— Directions —
Scan the entries below for the word "name". Copy each line that has it.
START Records supplied
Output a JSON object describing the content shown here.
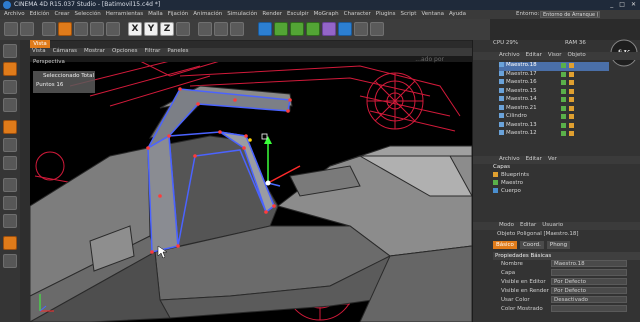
{
  "window": {
    "title": "CINEMA 4D R15.037 Studio - [Batimovil15.c4d *]",
    "controls": [
      "_",
      "□",
      "✕"
    ]
  },
  "menubar": {
    "items": [
      "Archivo",
      "Edición",
      "Crear",
      "Selección",
      "Herramientas",
      "Malla",
      "Fijación",
      "Animación",
      "Simulación",
      "Render",
      "Esculpir",
      "MoGraph",
      "Character",
      "Plugins",
      "Script",
      "Ventana",
      "Ayuda"
    ],
    "entorno_label": "Entorno:",
    "entorno_value": "Entorno de Arranque (Usuario)"
  },
  "toolbar": {
    "xyz": [
      "X",
      "Y",
      "Z"
    ]
  },
  "viewport": {
    "tab": "Vista",
    "menu": [
      "Vista",
      "Cámaras",
      "Mostrar",
      "Opciones",
      "Filtrar",
      "Paneles"
    ],
    "label": "Perspectiva",
    "selection_title": "Seleccionado Total",
    "points_label": "Puntos",
    "points_value": "16",
    "watermark": "...ado por"
  },
  "rightpanel": {
    "cpu": "CPU 29%",
    "ram": "RAM 36",
    "objects_menu": [
      "Archivo",
      "Editar",
      "Visor",
      "Objeto"
    ],
    "objects": [
      {
        "name": "Maestro.18",
        "selected": true
      },
      {
        "name": "Maestro.17",
        "selected": false
      },
      {
        "name": "Maestro.16",
        "selected": false
      },
      {
        "name": "Maestro.15",
        "selected": false
      },
      {
        "name": "Maestro.14",
        "selected": false
      },
      {
        "name": "Maestro.21",
        "selected": false
      },
      {
        "name": "Cilindro",
        "selected": false
      },
      {
        "name": "Maestro.13",
        "selected": false
      },
      {
        "name": "Maestro.12",
        "selected": false
      }
    ],
    "layers_menu": [
      "Archivo",
      "Editar",
      "Ver"
    ],
    "layers_title": "Capas",
    "layers": [
      {
        "name": "Blueprints",
        "color": "#e0a030"
      },
      {
        "name": "Maestro",
        "color": "#5ab04a"
      },
      {
        "name": "Cuerpo",
        "color": "#4a8fd0"
      }
    ],
    "attr_menu": [
      "Modo",
      "Editar",
      "Usuario"
    ],
    "attr_title": "Objeto Poligonal [Maestro.18]",
    "attr_tabs": [
      "Básico",
      "Coord.",
      "Phong"
    ],
    "attr_section": "Propiedades Básicas",
    "attr_rows": [
      {
        "label": "Nombre",
        "value": "Maestro.18"
      },
      {
        "label": "Capa",
        "value": ""
      },
      {
        "label": "Visible en Editor",
        "value": "Por Defecto"
      },
      {
        "label": "Visible en Render",
        "value": "Por Defecto"
      },
      {
        "label": "Usar Color",
        "value": "Desactivado"
      },
      {
        "label": "Color Mostrado",
        "value": ""
      }
    ]
  }
}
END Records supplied
— Output of the task —
        "name": "Maestro.18",
        "name": "Maestro.17",
        "name": "Maestro.16",
        "name": "Maestro.15",
        "name": "Maestro.14",
        "name": "Maestro.21",
        "name": "Cilindro",
        "name": "Maestro.13",
        "name": "Maestro.12",
        "name": "Blueprints",
        "name": "Maestro",
        "name": "Cuerpo",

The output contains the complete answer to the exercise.